Part of bond proposal
By Lynn Burton
Sopris Sun Staff Writer
Here’s something that WILL NOT happen regardless of the outcome of the $122 million Roaring Fork School District bond issue election on Nov. 3. The school district will not be installing airport-type security, or other electronic security devices, at school entrances. That’s what Roaring Fork School District Chief Operating Officer Jeff Gatlin tells The Sopris Sun.
Several “safety and security” improvements are listed on the school district’s fact sheets (rfsd.k12.co.us), as well as the categories “learning environments,” “facility condition improvements” and “energy efficiency upgrades.”
Big-ticket items in the proposed bond issue are: $34.4 million for a new pre-kindergarten-through-eighth-grade school between Glenwood Springs and Carbondale at Eastbank; $31.6 million to modernize and upgrade middle schools in Carbondale, Glenwood Springs and Basalt; $20 million for a Glenwood Springs Elementary School remodel to create a single, interconnected school (the district received a $9.1 BEST grant that it must use it or lose it); and $15 million for RFSD employee rental housing.
Gatlin is the school district’s go-to guy for questions about safety and security. The Sopris Sun e-mailed several questions to him (including the one about electronic security). Here are his e-mail responses.
Question: What is the total cost district wide for safety and security improvements?
Answer: It will be difficult to provide the total cost for all safety and security improvements due to the nature of how some of these costs were calculated. The cost estimators provided a general remodel price for each building and safety and security costs were included in this number. While we do have some of the safety and security line item costs identified, it is not accurate due to the nature in which many schools’ costs were calculated.
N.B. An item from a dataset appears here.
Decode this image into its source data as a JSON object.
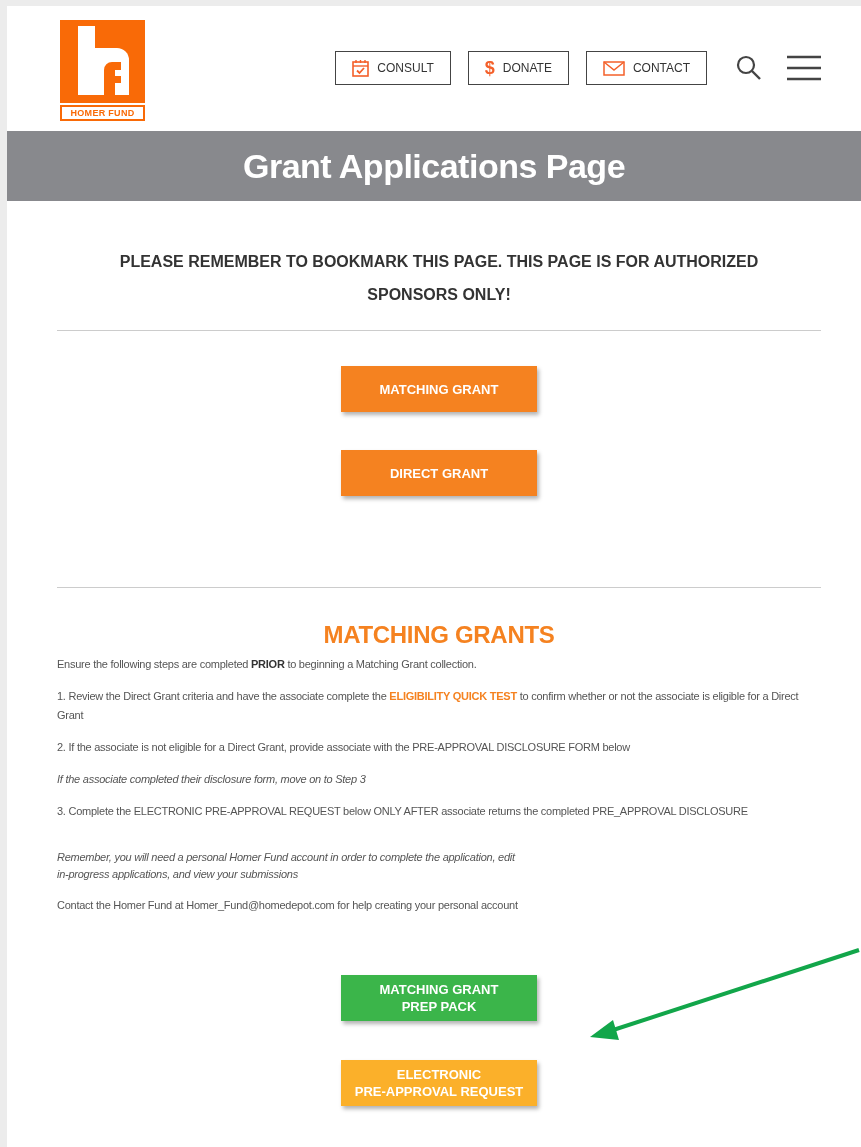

Q: The term “secure entry vestibule” appears for most of the schools. What is a secure entry vestibule?
A: A secure entry vestibule is an area at the entrance of each school where individuals can enter the school through one set of doors but need permission or granted access to enter another set of doors that then opens to the entire school.
Q: What other upgrades or safety/security procedures does the school bond call for?
A: Traffic safety circulation improvements for multiple schools, addressing safety issues on playgrounds, improved technology (door monitors, access control systems and upgraded telephony/intercom systems).
Q: It looks like “upgrade intercom/phone system throughout” comes up for most schools. What kind of upgrade, and what would the upgrades allow the buildings to do that they can’t do now?
A: One of the main improvements would involve better integration between the telephone system and the intercom system. With a newer system, a public address (for example, a lockdown call) could be made from any phone throughout each school. This is currently something we are unable to do.
Q: How were the district’s security needs assessed? Was it done in-house or was an outside consultant hired?
A: We worked with local law enforcement agencies across the three communities to tour facilities and address needs of our schools. This assessment helped us determine what safety and security components our schools were lacking. The school facility assessment teams also examined safety and security issues.
Q: Will the school district do any of these upgrades even if the bond issue fails?
A: To be honest, I am not sure. We have been focusing 100 percent of our energy on ensuring this bond passes.
Published in The Sopris Sun on October 22, 2015.